Muggeridge tells a number of “Catholic horror” stories about clergy attacking Catholic doctrine or engaging in sacrilegious acts. It should be pointed out that these are not accusations she’s making about things that allegedly happened in secret. These are things publicly done, publicly recorded, and publicly boasted about by the perpetrators. It’s simply no good to pretend that what she’s talking about isn’t real or isn’t widespread. Anyone who’s spent much time in Catholic churches has his own clerical blasphemy stories, myself included.
Muggeridge ends the book on a somewhat hopeful note. John Paul II has recently been elected Pope, and she sees this as a sign that the Church will now stop appeasing her enemies, start working with her friends, and launch a counter-revolution. A quarter-century later, though, the revolution seems as powerful and Catholic orthodoxy as marginalized as ever. I admit I found the optimistic parts of the book more depressing than the pessimistic parts.

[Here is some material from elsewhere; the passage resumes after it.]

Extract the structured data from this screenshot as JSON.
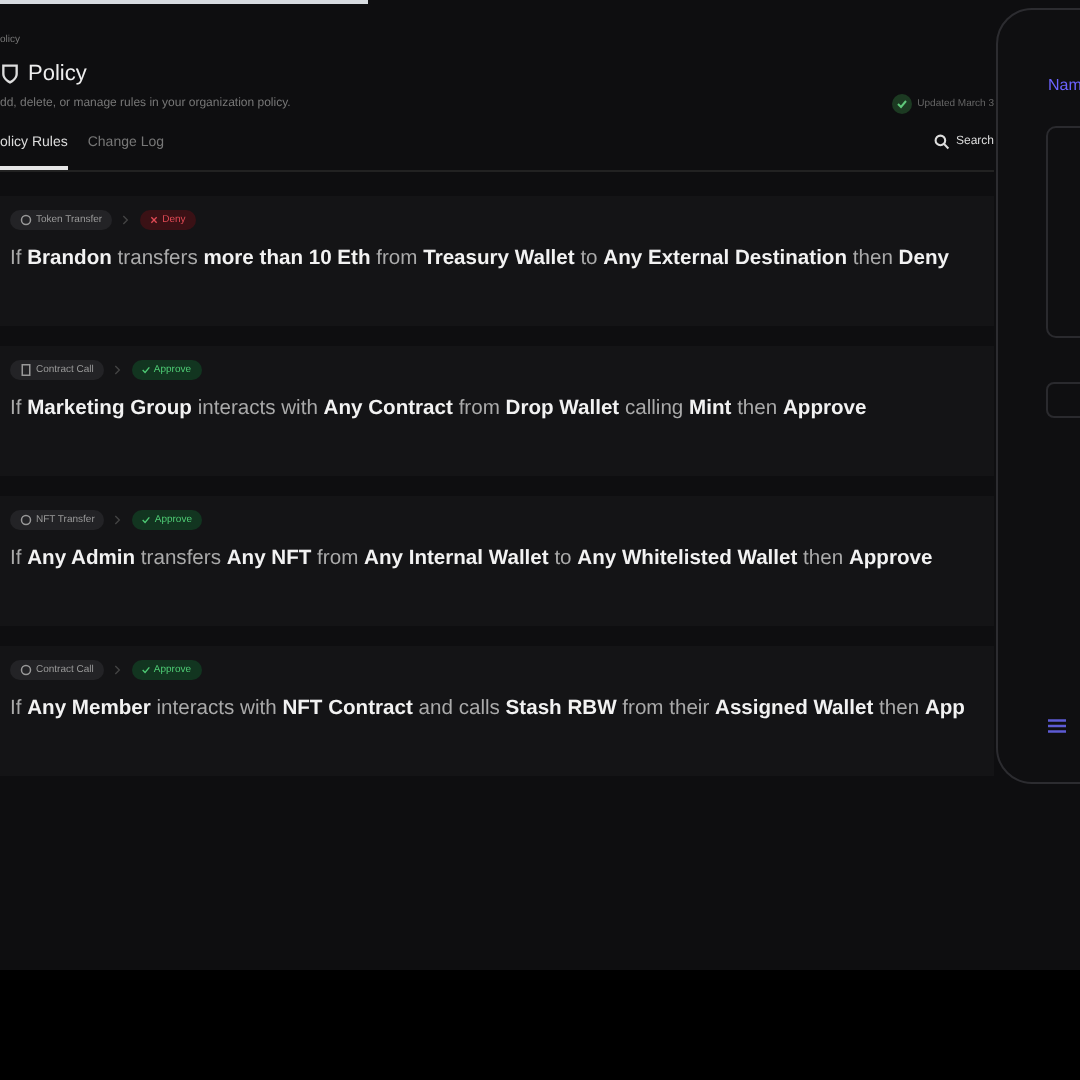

Does this book solve the mystery of how the Church fell? It certainly does a better job than most, but some things are still unexplained. Most importantly, why did the theologians turn to heresy in the first place? If power was what they wanted, the Church would have been much likelier to accommodate them if they had remained orthodox. Why weren’t orthodox Catholics able to counter the influence of a biased secular press with their own journalistic organs? There still seems to have been an almost preternatural competence of the revolutionaries and incompetence of the orthodox that I still don’t understand.